Advancing Computer Science Education

As the Hawai‘i Regional Partner for®, STEMworks™ is helping to advance Computer Science (CS) education in K-12 schools statewide.

STEMworks™ provides quality professional development (PD) to educators through coding workshops and other related technology events. Middle and high school teachers (grades 6-12) interested in local, summer PD opportunities featuring the curricula, CS Discoveries and CS Principles are encouraged to sign up on our 2019 interest list.

In 2019, accepted teachers will participate in the year-long® Teacher Professional Learning Program, kicking off with a local, week-long TeacherCon. Held in Honolulu early June, attendees will learn CS curricula, CS content, pedagogy, and gain confidence in teaching CS in the classroom. Teachers will complete CS training by participating in four, one-day workshops to be held during the 2019-20 school year and led by local Facilitators.

Elementary school teachers (grades K-5) interested in attending upcoming local CS fundamental trainings are also encouraged to sign up on our interest list.® is a non-profit dedicated to expanding access to computer science and increasing participation by women and underrepresented minorities. It is supported by generous donors including Microsoft, Facebook, the Infosys Foundation, Google, Omidyar Network, and many more.

For more information on, contact:
Denissa Andrade,, 808.270.6805 or Manda Tong,, 808.270.6809.


  • According to the latest statistics, computing occupations are now the number one source of all new wages in the U.S. and comprise two-thirds of all projected new jobs in STEM fields, making Computer Science one of the most in-demand college degrees.

  • Hawai‘i currently has 1,318 open computing jobs – 4.6 times the average demand rate in Hawai‘i.

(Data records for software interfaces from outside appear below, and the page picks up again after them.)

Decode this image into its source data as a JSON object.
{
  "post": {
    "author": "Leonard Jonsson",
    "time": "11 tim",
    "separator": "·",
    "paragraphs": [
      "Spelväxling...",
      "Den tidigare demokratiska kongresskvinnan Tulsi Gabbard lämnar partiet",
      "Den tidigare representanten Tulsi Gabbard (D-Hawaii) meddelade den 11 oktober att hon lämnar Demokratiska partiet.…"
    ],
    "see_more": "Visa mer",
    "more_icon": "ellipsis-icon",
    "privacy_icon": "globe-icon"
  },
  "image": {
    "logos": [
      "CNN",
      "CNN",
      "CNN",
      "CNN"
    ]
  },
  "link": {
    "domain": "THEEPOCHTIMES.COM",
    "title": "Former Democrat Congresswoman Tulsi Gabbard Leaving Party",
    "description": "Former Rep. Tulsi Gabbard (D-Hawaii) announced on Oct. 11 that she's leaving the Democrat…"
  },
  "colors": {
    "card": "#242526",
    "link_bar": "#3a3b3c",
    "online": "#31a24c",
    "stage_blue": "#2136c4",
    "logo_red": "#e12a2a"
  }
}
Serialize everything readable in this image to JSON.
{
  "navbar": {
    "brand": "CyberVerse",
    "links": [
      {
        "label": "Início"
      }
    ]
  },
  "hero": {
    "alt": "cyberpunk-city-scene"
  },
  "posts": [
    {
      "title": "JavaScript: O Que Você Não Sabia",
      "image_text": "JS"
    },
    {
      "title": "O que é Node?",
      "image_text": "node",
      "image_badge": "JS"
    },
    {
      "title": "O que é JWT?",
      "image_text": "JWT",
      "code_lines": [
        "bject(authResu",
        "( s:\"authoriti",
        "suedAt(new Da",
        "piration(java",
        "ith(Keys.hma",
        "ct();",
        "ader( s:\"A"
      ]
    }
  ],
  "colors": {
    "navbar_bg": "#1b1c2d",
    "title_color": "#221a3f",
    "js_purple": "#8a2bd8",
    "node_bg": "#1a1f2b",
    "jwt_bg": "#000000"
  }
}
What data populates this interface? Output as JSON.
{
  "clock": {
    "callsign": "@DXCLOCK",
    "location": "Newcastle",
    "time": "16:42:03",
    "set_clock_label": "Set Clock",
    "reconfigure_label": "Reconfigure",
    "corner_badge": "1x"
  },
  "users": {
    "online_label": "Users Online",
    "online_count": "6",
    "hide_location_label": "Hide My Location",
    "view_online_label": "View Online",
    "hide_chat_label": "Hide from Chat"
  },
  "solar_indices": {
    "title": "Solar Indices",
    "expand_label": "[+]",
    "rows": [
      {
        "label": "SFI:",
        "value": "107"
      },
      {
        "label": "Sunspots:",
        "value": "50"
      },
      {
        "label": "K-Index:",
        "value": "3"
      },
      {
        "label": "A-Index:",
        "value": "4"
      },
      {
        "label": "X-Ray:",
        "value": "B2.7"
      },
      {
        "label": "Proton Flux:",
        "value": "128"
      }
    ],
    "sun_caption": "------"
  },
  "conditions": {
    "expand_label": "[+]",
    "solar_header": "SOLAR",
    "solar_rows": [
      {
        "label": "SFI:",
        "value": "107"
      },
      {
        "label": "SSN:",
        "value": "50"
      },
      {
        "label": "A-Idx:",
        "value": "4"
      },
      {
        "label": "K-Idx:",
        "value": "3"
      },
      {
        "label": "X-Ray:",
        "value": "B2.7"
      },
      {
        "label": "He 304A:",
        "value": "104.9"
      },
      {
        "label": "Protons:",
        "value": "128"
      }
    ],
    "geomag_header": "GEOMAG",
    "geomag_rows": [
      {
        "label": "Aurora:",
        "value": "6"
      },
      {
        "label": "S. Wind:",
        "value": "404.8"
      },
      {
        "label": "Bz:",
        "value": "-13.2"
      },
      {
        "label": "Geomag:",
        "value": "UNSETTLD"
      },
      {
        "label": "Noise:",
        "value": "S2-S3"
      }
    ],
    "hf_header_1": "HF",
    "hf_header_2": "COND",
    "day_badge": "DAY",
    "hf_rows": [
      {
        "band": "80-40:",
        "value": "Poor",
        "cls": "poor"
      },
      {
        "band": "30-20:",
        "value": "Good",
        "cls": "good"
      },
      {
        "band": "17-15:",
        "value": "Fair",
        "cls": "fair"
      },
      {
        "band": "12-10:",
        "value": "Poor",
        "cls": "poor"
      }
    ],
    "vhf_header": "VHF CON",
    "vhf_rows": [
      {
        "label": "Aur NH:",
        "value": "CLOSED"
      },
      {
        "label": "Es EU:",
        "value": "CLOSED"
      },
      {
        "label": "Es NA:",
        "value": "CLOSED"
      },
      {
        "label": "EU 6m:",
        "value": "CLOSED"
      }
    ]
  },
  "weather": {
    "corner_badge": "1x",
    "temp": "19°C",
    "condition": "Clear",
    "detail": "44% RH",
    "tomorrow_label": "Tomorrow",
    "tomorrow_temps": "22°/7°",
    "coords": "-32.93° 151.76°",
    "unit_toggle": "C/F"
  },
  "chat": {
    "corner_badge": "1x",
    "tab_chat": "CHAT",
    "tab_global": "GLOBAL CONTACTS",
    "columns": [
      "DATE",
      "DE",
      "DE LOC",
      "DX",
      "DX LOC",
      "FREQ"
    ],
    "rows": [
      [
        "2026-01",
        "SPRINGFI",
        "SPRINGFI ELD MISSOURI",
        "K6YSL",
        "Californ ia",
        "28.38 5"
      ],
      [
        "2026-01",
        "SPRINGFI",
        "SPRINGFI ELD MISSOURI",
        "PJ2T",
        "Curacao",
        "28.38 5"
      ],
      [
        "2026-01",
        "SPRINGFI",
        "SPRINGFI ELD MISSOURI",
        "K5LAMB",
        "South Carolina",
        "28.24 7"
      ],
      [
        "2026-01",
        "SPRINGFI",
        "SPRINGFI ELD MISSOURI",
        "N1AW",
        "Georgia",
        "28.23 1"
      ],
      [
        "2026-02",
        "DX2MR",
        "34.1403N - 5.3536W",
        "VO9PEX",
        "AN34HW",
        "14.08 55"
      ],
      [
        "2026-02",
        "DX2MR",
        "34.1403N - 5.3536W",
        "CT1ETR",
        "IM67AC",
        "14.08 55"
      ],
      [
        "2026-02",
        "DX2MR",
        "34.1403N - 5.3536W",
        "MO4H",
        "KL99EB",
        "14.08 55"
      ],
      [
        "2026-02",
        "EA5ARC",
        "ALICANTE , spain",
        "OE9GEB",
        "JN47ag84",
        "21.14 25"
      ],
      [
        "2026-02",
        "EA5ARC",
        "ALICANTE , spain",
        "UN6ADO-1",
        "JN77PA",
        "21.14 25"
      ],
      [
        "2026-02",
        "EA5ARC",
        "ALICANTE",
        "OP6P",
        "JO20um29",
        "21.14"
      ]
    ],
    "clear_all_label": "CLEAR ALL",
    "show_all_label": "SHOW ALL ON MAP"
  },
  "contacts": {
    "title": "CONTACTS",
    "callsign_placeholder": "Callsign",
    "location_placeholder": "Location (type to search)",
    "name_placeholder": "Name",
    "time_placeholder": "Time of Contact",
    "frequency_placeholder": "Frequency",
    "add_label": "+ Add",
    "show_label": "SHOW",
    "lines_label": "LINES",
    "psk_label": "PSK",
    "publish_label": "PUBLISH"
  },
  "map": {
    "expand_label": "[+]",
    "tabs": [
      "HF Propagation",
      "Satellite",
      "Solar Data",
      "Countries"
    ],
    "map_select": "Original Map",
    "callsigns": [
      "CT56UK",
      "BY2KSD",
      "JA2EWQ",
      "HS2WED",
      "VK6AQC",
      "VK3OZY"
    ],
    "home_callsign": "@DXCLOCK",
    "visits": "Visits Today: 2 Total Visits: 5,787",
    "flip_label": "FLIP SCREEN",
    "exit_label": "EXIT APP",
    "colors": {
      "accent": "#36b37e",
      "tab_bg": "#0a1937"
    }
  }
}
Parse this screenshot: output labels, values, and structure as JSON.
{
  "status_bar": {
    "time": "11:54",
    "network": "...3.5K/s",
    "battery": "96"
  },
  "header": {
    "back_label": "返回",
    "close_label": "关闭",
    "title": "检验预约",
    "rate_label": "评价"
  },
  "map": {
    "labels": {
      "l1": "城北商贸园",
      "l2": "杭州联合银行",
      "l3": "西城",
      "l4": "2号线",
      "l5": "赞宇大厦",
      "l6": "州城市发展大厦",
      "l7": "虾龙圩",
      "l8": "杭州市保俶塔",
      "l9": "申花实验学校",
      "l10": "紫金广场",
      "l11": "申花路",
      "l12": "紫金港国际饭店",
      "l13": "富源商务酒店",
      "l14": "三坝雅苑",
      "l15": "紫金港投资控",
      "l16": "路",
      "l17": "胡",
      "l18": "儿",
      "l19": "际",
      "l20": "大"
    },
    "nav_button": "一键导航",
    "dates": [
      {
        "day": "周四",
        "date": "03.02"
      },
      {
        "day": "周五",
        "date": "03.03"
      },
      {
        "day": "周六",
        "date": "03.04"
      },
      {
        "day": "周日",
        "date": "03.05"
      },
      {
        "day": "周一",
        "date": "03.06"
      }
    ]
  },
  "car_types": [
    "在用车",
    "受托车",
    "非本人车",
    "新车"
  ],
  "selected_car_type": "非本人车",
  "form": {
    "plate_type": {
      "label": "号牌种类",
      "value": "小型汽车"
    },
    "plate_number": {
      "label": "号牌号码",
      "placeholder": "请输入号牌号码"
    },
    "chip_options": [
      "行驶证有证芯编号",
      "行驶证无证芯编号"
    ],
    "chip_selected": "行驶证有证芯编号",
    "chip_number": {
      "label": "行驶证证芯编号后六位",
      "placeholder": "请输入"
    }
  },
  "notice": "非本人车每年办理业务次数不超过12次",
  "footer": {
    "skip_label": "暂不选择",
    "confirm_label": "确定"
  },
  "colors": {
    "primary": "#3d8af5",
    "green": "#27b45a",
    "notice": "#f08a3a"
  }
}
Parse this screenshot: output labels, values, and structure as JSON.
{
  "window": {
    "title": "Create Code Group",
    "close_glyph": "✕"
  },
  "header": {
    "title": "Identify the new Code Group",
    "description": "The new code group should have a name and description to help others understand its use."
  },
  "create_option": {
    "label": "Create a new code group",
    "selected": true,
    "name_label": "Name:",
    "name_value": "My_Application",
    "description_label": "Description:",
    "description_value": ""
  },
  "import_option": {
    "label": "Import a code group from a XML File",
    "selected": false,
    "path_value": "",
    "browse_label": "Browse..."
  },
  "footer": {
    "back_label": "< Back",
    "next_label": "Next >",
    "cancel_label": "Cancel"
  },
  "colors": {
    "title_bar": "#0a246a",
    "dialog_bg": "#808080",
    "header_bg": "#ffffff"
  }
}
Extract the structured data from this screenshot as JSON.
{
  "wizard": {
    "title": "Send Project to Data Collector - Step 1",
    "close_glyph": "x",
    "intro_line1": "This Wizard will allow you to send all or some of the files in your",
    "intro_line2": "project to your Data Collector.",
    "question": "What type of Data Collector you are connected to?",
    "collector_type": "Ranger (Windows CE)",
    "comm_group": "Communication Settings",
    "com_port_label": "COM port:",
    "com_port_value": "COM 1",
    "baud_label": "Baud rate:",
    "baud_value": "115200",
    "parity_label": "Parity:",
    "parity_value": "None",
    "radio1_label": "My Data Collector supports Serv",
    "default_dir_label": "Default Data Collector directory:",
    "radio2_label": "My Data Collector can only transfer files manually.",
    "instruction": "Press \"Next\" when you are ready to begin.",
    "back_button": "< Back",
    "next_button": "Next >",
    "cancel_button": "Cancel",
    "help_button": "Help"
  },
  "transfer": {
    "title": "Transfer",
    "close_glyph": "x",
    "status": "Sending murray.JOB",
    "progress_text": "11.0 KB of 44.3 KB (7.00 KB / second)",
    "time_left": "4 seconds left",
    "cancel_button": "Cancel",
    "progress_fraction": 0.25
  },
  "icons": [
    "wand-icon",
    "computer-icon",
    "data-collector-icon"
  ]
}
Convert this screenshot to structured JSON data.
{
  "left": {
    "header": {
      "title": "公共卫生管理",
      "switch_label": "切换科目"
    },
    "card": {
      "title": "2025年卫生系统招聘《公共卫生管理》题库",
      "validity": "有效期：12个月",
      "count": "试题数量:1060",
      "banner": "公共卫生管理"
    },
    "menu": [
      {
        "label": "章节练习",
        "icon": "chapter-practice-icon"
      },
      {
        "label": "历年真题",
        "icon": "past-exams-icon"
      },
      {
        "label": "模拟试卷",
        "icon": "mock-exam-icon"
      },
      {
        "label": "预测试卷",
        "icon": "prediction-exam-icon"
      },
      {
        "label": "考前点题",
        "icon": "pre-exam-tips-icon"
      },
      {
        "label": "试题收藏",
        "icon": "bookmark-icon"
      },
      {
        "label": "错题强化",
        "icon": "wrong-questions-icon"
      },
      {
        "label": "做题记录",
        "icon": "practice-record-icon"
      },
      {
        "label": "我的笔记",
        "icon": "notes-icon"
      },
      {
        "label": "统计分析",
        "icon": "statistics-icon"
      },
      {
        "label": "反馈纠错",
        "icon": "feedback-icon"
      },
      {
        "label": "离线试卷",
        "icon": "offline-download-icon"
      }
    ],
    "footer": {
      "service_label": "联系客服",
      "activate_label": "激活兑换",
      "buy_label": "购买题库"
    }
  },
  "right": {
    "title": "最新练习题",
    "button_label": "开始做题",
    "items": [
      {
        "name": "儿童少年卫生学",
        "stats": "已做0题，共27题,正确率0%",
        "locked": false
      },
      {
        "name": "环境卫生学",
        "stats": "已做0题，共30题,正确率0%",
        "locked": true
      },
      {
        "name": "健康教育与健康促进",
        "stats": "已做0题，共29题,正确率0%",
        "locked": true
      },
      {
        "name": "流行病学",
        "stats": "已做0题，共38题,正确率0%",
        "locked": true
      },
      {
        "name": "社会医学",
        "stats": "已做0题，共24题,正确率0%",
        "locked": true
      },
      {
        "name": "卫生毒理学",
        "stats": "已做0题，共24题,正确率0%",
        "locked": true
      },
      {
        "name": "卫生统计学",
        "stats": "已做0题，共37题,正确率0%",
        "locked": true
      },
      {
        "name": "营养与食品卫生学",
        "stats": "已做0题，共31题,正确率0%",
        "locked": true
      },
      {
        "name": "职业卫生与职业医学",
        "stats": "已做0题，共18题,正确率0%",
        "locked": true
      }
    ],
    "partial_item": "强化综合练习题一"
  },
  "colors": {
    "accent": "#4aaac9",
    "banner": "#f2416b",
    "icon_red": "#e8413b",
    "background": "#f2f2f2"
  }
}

  • The average salary for a computing occupation in Hawai‘i is $80,734, which is significantly higher than the average salary in the state ($49,430).

  • Despite all of these high-paying job opportunities, the state only produced 155 computer science graduates in 2015 – and only 17% were female. We need to improve access for every student in every school in Hawaii, including groups like girls and minorities who have been traditionally underrepresented.